(2) The use of outfalls should be minimized or avoided wherever possible.
(3) Limit pump discharges to a stream to the extent feasible during peak flows to minimize potential impacts from flooding.
(1) Streams must not be buried or put into culverts.
(2) Any open channel modification must consider the stream dynamics and induced flooding. Stream conveyance area must be designed for 100-year design flow with freeboard. Any modifications must include restoration of natural stream processes and avoid or mitigate where avoidance is not possible any impacts to habitat areas.
(h) Utility Encroachments.
(1) Utility pipes or conduits must go under the stream or be in or attached to the downstream face of a bridge and must go under any levees.
(i) Trail Construction.
(1) Trails must be located so as to avoid impacts to the stream riparian areas. Paved multi-use trails should be placed so as to maximize the distance from stream and riparian areas.
(j) Protection of Water Quality.
(1) Any non-storm water discharges must not pollute surface water and shall be subject to approval and permit from the regional water quality control board.
(k) Groundwater Protection.
(1) A groundwater resource assessment is required when there is a potential for significant groundwater supply or groundwater quality impacts.
(l) Flood Protection.
(1) New development must not increase flooding one-tenth (0.1) foot increase in water surface or reduce freeboard below minimum required. A hydraulic analysis prepared by a licensed civil engineer demonstrating that any flood impact will not be created is required.
(2) Buildings shall be set back from the toe of any levee by a minimum of twenty (20) feet. (2007-11, § 4-16-07)
27A.6 Required plans for modifications.
All properties located within the streamside review area making any non-exempt modifications (see section 27A.4, exemptions) to their property, must submit plans drawn to scale and of sufficient clarity to indicate the nature and extent of the work, bank stabilization and revegetation efforts proposed that includes the following information:
(a) Name and address of owner;
(b) Name and address of applicant (if different from owner);
(c) Name, address, professional status, license number, and phone number of the person who prepared the plan;
(d) Location and assessor’s parcel number of the proposed site;

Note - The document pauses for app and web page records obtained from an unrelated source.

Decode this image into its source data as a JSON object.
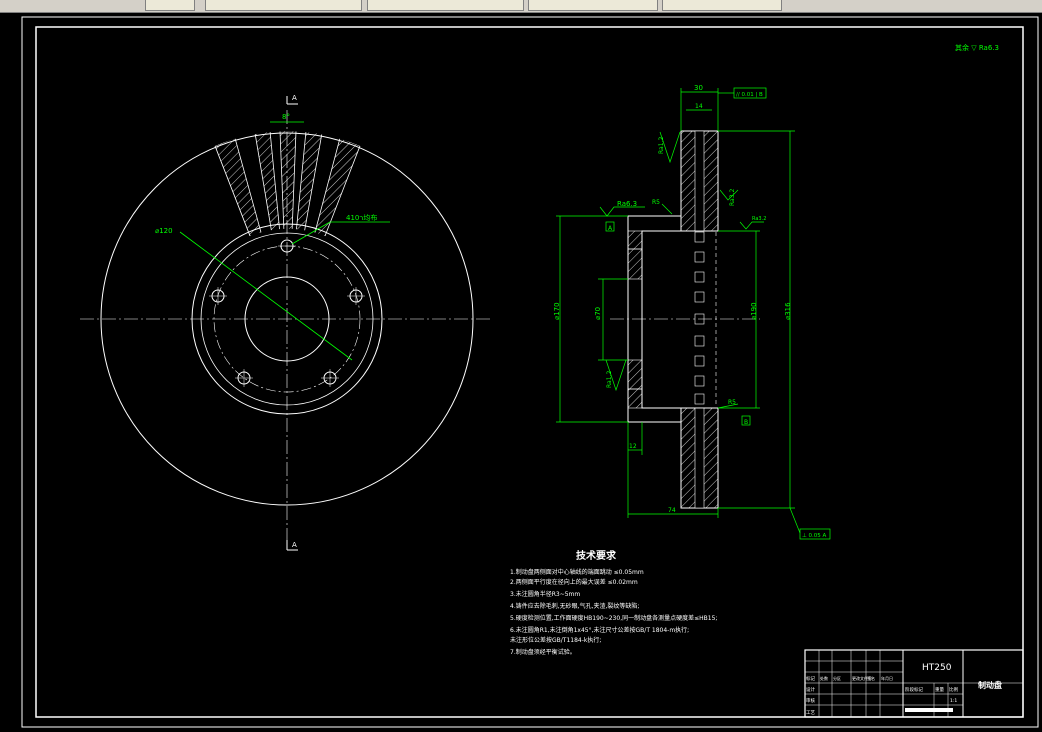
{
  "window": {
    "tabs": [
      "",
      "",
      "",
      ""
    ]
  },
  "front_view": {
    "section_marker_top": "A",
    "section_marker_bottom": "A",
    "angle_label": "8°",
    "pcd_label": "⌀120",
    "hole_label": "4ר10均布"
  },
  "side_view": {
    "dim_top_30": "30",
    "dim_top_inner": "14",
    "flatness_box": "// 0.01 | B",
    "rough_ra_left": "Ra1.2",
    "rough_ra_right": "Ra3.2",
    "rough_ra_flange": "Ra6.3",
    "rough_ra_small": "Ra3.2",
    "rough_ra_inner": "Ra1.2",
    "dia_170": "⌀170",
    "dia_70": "⌀70",
    "dia_190": "⌀190",
    "dia_316": "⌀316",
    "datum_a": "A",
    "datum_b": "B",
    "chamfer_b5_top": "R5",
    "chamfer_b5_bottom": "R5",
    "dim_bottom_12": "12",
    "dim_bottom_74": "74",
    "perp_box": "⊥ 0.05 A"
  },
  "corner": {
    "rough_other": "其余 ▽ Ra6.3"
  },
  "notes": {
    "title": "技术要求",
    "items": [
      "1.制动盘两侧面对中心轴线的端面跳动 ≤0.05mm",
      "2.两侧面平行度在径向上的最大误差 ≤0.02mm",
      "3.未注圆角半径R3~5mm",
      "4.铸件应去除毛刺,无砂眼,气孔,夹渣,裂纹等缺陷;",
      "5.硬度检测位置,工作面硬度HB190~230,同一制动盘各测量点硬度差≤HB15;",
      "6.未注圆角R1,未注倒角1x45°,未注尺寸公差按GB/T 1804-m执行;",
      "  未注形位公差按GB/T1184-k执行;",
      "7.制动盘须经平衡试验。"
    ]
  },
  "title_block": {
    "material": "HT250",
    "part_name": "制动盘",
    "rows": [
      "标记",
      "设计",
      "审核",
      "工艺"
    ],
    "cols": [
      "处数",
      "分区",
      "更改文件号",
      "签名",
      "年月日"
    ],
    "scale_labels": [
      "阶段标记",
      "重量",
      "比例"
    ],
    "scale_value": "1:1"
  }
}
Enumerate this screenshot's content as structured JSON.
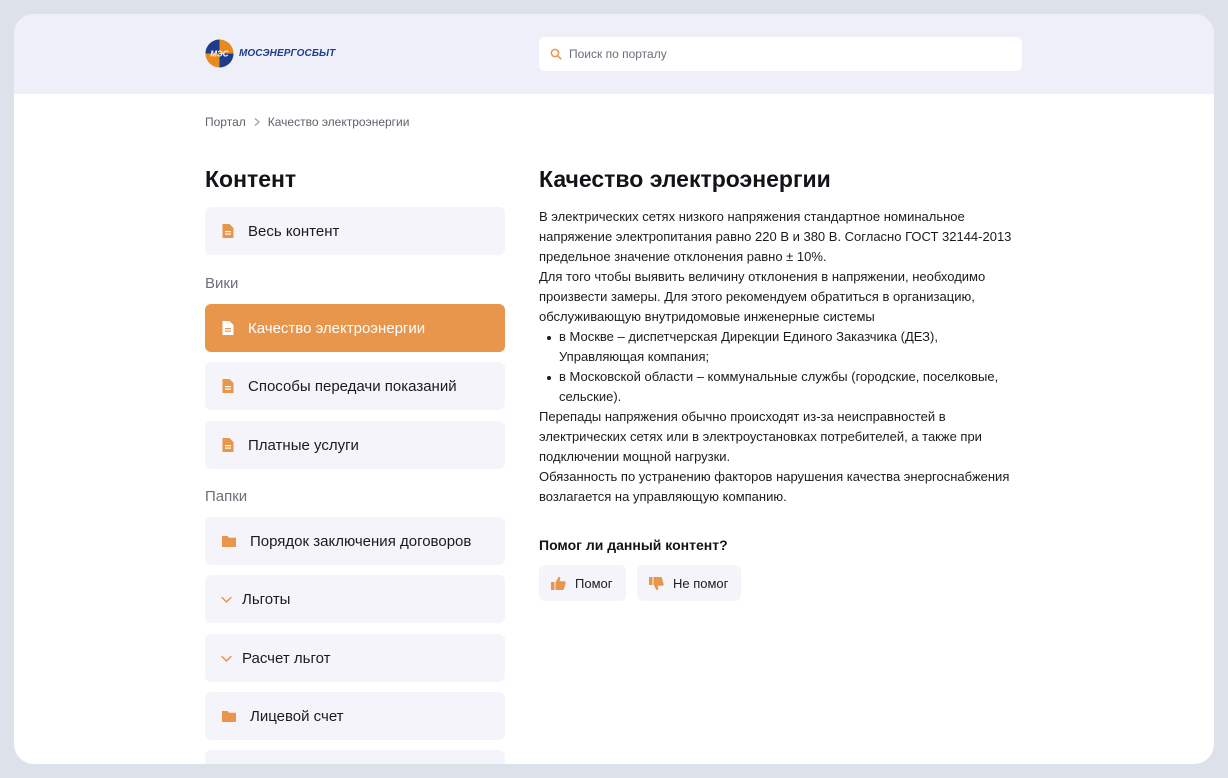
{
  "header": {
    "logo_text": "МОСЭНЕРГОСБЫТ",
    "logo_mark_text": "МЭС",
    "search_placeholder": "Поиск по порталу"
  },
  "breadcrumb": {
    "root": "Портал",
    "current": "Качество электроэнергии"
  },
  "sidebar": {
    "title": "Контент",
    "all_content": "Весь контент",
    "wiki_label": "Вики",
    "wiki_items": [
      {
        "label": "Качество электроэнергии",
        "active": true
      },
      {
        "label": "Способы передачи показаний",
        "active": false
      },
      {
        "label": "Платные услуги",
        "active": false
      }
    ],
    "folders_label": "Папки",
    "folder_items": [
      {
        "label": "Порядок заключения договоров",
        "icon": "folder-icon"
      },
      {
        "label": "Льготы",
        "icon": "chevron-down-icon"
      },
      {
        "label": "Расчет льгот",
        "icon": "chevron-down-icon"
      },
      {
        "label": "Лицевой счет",
        "icon": "folder-icon"
      }
    ]
  },
  "article": {
    "title": "Качество электроэнергии",
    "p1": "В электрических сетях низкого напряжения стандартное номинальное напряжение электропитания равно 220 В и 380 В. Согласно ГОСТ 32144-2013 предельное значение отклонения равно ± 10%.",
    "p2": "Для того чтобы выявить величину отклонения в напряжении, необходимо произвести замеры. Для этого рекомендуем обратиться в организацию, обслуживающую внутридомовые инженерные системы",
    "bullets": [
      "в Москве – диспетчерская Дирекции Единого Заказчика (ДЕЗ), Управляющая компания;",
      "в Московской области – коммунальные службы (городские, поселковые, сельские)."
    ],
    "p3": "Перепады напряжения обычно происходят из-за неисправностей в электрических сетях или в электроустановках потребителей, а также при подключении мощной нагрузки.",
    "p4": "Обязанность по устранению факторов нарушения качества энергоснабжения возлагается на управляющую компанию."
  },
  "feedback": {
    "question": "Помог ли данный контент?",
    "yes": "Помог",
    "no": "Не помог"
  },
  "colors": {
    "accent": "#e8964c",
    "header_bg": "#eeeff8",
    "item_bg": "#f4f4fa",
    "logo_blue": "#1f3c8c"
  }
}
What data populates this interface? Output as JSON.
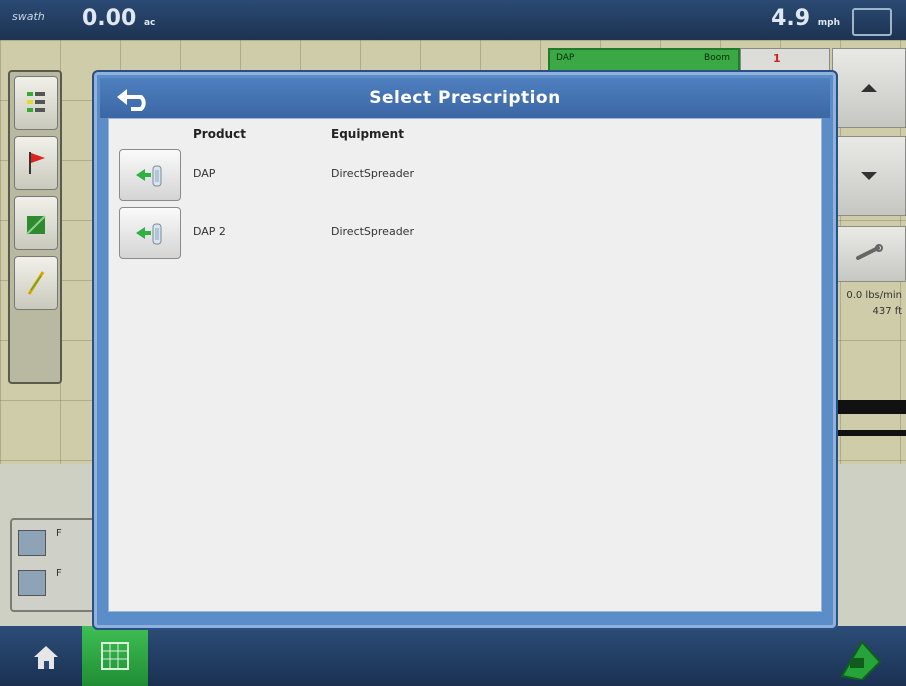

(e) North arrow, scale, and the name and location of the nearest public roads, streams, watercourses within 100 ft. of proposed activity;
(f) Existing contours of the site, as well as finished contours to be achieved by grading. Contours shall be sufficiently detailed to define the topography over the entire site (generally at two-foot intervals);
(g) Detailed plans of all bank stabilization and erosion control measures
(h) Delineation of areas to be cleared during development activities;
(i) Location of top of bank or edge of riparian corridor with a fifty-foot buffer area from the edge;
(j) Restoration vegetation proposed for all surfaces to be exposed during development activities, including any dredged, filled or graded areas;
(k) The location and extent of open space buffers and method implementation;
(l) Any use restrictions and method of implementation.
Plans shall be reviewed in conjunction with any and all other applicable city permits required for the proposed modification and/or development. (2007-11, § 4-16-07)